Asthma and Pregnancy
This article has been reviewed by Thanai Pongdee, MD, FAAAAI
If you’re pregnant or are thinking about becoming pregnant, it’s more important than ever to keep your asthma controlled. Avoiding triggers and taking your asthma medications as prescribed can all help ensure a healthy pregnancy for you and your baby-to-be.
A national expert panel* strongly encourages monthly monitoring of asthma during prenatal visits. This is because the course of asthma improves for about one-third of women and worsens for about one-third of women during pregnancy.

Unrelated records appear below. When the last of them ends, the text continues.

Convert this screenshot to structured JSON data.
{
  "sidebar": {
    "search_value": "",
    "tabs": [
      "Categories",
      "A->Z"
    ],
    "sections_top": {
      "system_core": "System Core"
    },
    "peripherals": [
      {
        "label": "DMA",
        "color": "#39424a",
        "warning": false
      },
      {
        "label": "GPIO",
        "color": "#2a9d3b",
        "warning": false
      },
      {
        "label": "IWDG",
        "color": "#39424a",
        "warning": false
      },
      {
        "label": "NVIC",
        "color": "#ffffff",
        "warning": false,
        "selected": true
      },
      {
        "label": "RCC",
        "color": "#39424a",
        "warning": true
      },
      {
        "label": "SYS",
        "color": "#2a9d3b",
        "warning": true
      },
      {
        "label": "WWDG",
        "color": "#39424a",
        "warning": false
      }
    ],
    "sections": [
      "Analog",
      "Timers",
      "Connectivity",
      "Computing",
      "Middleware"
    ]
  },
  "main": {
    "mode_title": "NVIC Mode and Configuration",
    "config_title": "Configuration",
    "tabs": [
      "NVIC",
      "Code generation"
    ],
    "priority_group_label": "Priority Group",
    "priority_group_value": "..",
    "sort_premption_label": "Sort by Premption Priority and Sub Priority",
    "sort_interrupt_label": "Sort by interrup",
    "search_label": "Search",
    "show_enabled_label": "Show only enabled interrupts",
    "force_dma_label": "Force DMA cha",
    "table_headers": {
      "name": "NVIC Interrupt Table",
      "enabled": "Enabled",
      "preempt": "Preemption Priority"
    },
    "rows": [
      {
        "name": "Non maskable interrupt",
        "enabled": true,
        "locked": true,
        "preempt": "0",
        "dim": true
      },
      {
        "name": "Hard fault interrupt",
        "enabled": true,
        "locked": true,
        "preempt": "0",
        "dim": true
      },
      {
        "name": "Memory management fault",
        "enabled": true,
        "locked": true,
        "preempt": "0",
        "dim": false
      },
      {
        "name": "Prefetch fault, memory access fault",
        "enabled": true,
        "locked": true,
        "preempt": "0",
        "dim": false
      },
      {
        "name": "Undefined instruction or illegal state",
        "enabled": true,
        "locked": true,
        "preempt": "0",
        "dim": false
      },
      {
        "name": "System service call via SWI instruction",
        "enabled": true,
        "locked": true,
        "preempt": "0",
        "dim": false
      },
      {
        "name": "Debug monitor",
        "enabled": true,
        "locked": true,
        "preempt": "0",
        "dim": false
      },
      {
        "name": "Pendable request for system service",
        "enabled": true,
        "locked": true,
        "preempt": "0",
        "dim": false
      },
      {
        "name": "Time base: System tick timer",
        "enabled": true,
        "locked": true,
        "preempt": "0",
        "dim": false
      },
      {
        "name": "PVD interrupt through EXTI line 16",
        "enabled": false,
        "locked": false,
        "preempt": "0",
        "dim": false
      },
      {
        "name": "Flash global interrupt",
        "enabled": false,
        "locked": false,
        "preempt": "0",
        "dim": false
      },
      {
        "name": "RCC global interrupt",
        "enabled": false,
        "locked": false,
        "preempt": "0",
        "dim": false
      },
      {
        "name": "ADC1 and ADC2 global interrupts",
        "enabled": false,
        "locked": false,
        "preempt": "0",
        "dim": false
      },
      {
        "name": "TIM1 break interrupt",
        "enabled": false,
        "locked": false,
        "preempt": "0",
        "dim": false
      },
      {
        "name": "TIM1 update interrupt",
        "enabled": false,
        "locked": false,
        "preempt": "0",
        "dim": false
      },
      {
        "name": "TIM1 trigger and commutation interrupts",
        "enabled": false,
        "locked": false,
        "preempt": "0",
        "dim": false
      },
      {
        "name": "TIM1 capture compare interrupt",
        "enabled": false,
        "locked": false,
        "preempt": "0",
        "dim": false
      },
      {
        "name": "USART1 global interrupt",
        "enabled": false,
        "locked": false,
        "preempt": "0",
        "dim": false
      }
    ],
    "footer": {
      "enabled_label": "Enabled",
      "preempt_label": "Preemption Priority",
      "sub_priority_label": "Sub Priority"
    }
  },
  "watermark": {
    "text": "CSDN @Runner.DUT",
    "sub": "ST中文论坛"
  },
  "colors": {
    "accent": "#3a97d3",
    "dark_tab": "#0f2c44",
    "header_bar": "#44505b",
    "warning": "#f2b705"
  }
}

A monthly evaluation gives your physician the opportunity to step down treatment (if possible) or increase treatment (if necessary).
Asthma attacks are most common during the later weeks of pregnancy, but are very rare during labor itself.
Asthma symptoms include:
• Chest tightness
• Shortness of breath
Managing Your Asthma During Pregnancy
Good asthma control is crucial for a healthy pregnancy. An asthma flare-up causes decreased oxygen levels in the blood. This, in turn, can lead to less oxygen reaching the fetus. Low oxygen can impair healthy fetal growth and development.
To minimize risk, pregnant women should avoid allergens that trigger their symptoms. Also, women who smoke should quit prior to getting pregnant as smoking may trigger asthma and can interfere with fetal development.
If you were receiving allergy shots (immunotherapy) prior to becoming pregnant, you can continue this treatment during pregnancy. Just be sure to let your doctor know that you are pregnant. It is not recommended to start allergy shots during pregnancy.
What About Medications?
Continue to see your allergist / immunologist throughout your pregnancy and don’t stop taking your medications. Many mothers-to-be are concerned about taking medications during pregnancy. Yet the risks posed by uncontrolled asthma are much greater than those from asthma treatments.
Inhaled corticosteroids are often the treatment of choice for persistent asthma. Studies have shown them to be effective and low-risk for pregnant women. The National Asthma Education and Prevention Program (NAEPP) recommends two specific drugs: budesonide (inhaled corticosteroid) and albuterol (short-acting Beta 2-agonist) as having good safety profiles when used during pregnancy.
Oral corticosteroids are not preferred for regular asthma treatment during pregnancy. However they can be used to treat severe asthma attacks.
If you are pregnant and think you may have asthma, it’s important to have your condition diagnosed to reduce the risks to your baby. Studies have linked asthma attacks in early pregnancy to birth defects, so don’t wait to have your condition diagnosed.
If you are interested in helping researchers understand more about the effects of asthma and asthma medications on pregnancy, consider enrolling in the VAMPSS project.
*The NAEPP Expert Panel Report 3: Guidelines for the Diagnosis and Management of Asthma